The Columbian Exchange or Grand Exchange refers to the widespread transfer of animals, plants, culture, human populations, communicable diseases, technology and ideas between the American and Afro-Eurasian hemispheres in the 15th and 16th centuries, related to European colonization and trade (including African/American slave trade) after Christopher Columbus' 1492 voyage. The contact between the two areas circulated a wide variety of new crops and livestock, which supported increases in population in both hemispheres. Traders returned to Europe with maize, potatoes, and tomatoes, which became very important crops in Europe by the 18th century. Similarly, Europeans introduced manioc and peanut to tropical Asia and West Africa, where they flourished and supported growth in populations on soils that otherwise would not produce large yields.
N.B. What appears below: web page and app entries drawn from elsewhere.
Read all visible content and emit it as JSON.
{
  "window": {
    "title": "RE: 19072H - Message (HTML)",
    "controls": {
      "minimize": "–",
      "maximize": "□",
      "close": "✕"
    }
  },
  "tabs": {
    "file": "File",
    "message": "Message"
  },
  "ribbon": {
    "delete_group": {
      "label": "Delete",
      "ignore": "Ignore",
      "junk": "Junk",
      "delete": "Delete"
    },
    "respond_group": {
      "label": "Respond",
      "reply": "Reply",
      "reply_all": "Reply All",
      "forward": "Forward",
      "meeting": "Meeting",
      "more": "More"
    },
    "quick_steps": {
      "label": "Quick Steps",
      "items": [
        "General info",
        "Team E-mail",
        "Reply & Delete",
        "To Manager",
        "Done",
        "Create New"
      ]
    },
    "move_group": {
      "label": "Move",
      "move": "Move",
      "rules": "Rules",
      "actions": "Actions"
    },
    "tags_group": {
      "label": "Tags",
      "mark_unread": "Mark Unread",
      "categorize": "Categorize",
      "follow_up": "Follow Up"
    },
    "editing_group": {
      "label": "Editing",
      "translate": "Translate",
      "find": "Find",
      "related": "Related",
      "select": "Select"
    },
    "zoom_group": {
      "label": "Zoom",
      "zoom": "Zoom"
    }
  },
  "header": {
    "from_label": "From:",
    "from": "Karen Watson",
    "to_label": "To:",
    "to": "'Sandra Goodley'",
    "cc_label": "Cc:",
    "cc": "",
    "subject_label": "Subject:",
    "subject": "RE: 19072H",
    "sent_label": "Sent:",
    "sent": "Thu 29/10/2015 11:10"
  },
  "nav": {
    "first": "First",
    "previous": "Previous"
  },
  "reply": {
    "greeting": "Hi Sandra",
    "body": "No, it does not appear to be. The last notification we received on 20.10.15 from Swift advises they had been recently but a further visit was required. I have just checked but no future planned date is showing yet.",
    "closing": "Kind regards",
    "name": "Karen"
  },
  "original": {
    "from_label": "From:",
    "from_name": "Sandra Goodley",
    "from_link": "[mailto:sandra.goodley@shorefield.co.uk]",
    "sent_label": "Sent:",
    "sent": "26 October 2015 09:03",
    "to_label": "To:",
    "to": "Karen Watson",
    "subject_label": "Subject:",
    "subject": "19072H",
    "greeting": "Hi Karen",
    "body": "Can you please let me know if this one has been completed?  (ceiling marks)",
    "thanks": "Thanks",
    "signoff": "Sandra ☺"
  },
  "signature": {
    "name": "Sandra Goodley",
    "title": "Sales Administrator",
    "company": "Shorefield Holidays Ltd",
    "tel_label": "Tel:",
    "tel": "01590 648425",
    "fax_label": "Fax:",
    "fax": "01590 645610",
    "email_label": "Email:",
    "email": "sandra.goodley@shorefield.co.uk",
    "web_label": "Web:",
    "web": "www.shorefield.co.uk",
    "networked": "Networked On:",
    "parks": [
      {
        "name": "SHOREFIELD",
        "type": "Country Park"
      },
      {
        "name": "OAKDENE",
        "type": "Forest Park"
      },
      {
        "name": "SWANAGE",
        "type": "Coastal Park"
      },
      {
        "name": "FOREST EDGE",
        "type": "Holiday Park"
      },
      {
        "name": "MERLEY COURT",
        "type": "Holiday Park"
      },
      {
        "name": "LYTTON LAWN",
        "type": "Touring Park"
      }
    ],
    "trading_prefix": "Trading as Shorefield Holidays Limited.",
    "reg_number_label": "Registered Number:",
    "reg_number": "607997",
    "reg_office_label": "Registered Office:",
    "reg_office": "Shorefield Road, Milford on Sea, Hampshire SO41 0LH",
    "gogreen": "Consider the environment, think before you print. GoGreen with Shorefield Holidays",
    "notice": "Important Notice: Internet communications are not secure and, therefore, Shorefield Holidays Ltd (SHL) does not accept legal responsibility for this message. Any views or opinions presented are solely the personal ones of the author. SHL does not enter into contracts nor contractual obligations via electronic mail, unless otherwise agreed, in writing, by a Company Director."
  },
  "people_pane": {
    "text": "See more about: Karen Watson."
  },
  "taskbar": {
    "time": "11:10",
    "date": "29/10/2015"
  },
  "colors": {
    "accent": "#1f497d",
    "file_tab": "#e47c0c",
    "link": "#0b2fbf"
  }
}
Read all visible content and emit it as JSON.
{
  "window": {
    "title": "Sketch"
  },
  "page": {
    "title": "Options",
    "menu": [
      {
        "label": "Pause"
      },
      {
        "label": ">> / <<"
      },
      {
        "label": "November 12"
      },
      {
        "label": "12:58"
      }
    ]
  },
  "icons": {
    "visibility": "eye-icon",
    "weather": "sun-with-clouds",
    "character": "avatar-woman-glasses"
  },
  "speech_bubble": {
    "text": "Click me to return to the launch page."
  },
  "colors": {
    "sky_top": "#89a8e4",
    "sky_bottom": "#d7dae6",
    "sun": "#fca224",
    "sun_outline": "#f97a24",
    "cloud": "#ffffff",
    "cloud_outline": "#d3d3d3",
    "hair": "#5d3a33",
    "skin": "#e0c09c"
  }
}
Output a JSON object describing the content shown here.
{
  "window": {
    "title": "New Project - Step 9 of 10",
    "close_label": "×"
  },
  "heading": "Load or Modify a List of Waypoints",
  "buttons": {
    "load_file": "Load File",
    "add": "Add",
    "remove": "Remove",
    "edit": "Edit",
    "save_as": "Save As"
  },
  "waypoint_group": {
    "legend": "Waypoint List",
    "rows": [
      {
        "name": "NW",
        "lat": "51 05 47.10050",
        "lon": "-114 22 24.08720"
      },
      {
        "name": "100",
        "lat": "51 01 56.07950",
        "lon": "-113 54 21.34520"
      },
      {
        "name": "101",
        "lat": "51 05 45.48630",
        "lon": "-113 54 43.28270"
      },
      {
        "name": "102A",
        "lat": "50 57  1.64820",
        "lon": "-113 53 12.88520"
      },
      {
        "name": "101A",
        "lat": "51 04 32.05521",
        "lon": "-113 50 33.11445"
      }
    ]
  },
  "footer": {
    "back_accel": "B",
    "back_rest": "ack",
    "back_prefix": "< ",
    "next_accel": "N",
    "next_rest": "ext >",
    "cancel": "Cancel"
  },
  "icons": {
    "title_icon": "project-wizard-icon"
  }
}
The term was first used in 1972 by American historian Alfred W. Crosby, in his eponymous work of environmental history. It was rapidly adopted by other historians and journalists and has become widely known.
- The Columbian Exchange: Biological and Cultural Consequences of 1492 (Contributions in American Studies #2) - Alfred W. Crosby
- The Columbian Exchange: Shmoop US History Guide - Shmoop